Reviewed by Unique Cars and Parts
Our Rating: 3
Inspired by GM Detriot, the Vauxhall
Cresta integrated rear wings and other design queues
from its American parent.
The car featured an all
syncro 3 speed gearbox and smooth pushrod six, which
gave the car a top speed of 145 km/h.
While the "Estate" model was introduced in
1959, the following year saw the demise of the beautiful
3 piece rear screen, which was replaced in 1960 with
a one-piece wrap around screen.
The "PA" model ran from 1957 - 1962, followed
by the "PB" to 1966 and ending with the "PC"
that saw the end of the "Cresta" name in
As with many cars from the era, rust
is the main enemy
of the Cresta so be careful to check any vehicle very
We had previously described models following the "PA"
as becoming more bland, however a reader rightly pointed
out that the "Viscount" model in the "PC"
range was anything but ordinary. We stand corrected.
Viscount was the "luxury" Vauxhall, and came
with such cabin appointments as individual reclining
front seats, leather upholstery, power windows, a vinyl
roof, a heated rear window and power steering.
The engine was a six cylinder (3.3 litre) OHV with Zenith
carburettor which developed 124 bhp at 4600 rpm and 174
lb of torque at 2400 rpm.
Various Transmissions were available during the models
run.
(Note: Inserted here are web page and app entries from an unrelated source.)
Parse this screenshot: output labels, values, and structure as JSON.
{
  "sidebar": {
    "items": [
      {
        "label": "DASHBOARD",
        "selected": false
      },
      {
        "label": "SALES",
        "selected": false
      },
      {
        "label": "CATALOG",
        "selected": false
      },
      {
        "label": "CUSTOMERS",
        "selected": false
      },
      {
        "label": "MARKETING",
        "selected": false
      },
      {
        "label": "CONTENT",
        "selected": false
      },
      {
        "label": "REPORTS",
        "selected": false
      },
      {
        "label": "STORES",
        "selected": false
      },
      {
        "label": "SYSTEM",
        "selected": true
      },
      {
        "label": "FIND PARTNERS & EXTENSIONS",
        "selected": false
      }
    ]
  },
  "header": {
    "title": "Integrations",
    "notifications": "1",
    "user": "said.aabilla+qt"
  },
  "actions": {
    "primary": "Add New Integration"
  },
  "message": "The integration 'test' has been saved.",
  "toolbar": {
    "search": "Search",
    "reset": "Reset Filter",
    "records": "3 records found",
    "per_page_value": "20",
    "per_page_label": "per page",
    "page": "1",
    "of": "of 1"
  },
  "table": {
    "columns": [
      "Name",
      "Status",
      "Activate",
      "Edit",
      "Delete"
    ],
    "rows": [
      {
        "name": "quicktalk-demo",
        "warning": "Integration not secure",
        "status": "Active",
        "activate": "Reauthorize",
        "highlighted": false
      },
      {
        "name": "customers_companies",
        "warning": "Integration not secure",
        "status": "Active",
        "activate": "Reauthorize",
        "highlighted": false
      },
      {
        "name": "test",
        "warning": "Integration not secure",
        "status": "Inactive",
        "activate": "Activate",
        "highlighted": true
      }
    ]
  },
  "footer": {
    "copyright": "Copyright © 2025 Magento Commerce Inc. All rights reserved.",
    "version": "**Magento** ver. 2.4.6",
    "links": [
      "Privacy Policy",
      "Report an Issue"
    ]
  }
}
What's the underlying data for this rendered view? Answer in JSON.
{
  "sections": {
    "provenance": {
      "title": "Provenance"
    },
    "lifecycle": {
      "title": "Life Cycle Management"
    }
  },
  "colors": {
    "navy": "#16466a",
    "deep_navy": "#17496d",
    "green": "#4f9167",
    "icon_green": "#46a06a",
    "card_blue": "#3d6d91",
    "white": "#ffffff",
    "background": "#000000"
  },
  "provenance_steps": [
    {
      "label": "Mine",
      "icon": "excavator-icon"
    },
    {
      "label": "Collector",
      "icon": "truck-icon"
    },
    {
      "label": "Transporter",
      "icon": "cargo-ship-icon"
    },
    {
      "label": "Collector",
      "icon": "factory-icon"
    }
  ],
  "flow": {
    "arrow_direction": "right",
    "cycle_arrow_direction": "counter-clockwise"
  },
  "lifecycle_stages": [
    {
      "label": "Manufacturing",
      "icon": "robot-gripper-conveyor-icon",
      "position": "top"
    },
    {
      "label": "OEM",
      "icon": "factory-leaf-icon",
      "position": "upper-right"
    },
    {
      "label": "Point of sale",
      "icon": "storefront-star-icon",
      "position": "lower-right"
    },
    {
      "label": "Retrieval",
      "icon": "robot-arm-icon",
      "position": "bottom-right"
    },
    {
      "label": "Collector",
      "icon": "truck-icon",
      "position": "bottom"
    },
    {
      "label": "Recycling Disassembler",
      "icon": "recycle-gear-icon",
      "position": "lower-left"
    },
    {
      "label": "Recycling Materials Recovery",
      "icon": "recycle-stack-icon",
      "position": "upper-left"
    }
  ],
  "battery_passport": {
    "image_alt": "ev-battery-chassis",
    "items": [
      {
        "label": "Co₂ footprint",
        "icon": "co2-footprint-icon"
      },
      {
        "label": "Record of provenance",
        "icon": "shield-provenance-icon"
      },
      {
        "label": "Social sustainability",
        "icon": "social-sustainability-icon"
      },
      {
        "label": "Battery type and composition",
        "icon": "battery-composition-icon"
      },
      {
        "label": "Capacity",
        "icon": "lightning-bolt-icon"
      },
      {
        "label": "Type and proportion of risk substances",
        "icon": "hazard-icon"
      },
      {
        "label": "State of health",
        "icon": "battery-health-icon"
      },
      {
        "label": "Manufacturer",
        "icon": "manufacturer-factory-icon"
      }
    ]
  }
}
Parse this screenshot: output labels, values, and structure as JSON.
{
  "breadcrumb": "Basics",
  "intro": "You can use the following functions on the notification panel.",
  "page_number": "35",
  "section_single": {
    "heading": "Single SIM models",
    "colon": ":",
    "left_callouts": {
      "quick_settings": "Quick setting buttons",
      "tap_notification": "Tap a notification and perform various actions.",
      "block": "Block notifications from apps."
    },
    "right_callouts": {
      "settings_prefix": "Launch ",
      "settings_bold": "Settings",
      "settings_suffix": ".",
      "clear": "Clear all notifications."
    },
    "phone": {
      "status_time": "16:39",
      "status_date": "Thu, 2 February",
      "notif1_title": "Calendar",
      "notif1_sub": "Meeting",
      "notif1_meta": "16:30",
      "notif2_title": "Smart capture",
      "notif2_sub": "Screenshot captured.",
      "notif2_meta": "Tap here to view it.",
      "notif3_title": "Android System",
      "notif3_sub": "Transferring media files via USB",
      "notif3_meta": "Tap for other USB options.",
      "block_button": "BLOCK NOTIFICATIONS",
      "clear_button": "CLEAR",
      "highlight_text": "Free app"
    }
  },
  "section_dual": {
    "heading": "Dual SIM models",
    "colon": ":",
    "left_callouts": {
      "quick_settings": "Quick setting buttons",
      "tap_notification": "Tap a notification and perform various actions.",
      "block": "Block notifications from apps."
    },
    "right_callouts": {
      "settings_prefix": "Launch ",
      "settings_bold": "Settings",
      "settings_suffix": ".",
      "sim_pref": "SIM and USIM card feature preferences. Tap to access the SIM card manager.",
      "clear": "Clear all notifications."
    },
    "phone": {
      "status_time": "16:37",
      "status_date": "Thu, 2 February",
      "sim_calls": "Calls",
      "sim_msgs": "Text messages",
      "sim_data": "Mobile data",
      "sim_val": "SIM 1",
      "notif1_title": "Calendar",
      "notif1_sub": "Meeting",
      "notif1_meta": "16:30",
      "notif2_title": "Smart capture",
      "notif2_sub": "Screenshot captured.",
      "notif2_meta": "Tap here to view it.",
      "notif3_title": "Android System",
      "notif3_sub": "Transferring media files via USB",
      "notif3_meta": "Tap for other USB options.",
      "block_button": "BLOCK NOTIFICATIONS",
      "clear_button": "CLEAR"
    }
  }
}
Initially the two speed Powerglide
was standard with
a four speed manual as an option.
From late 1970 the GM 3 speed automatic replaced the Powerglide
(the European equivalent to the Holden Trimatic). Suspension
was by coil springs, wishbones and anti roll bars at the
front, with a live axle half elliptic leaf springs and
a radius arm at the rear.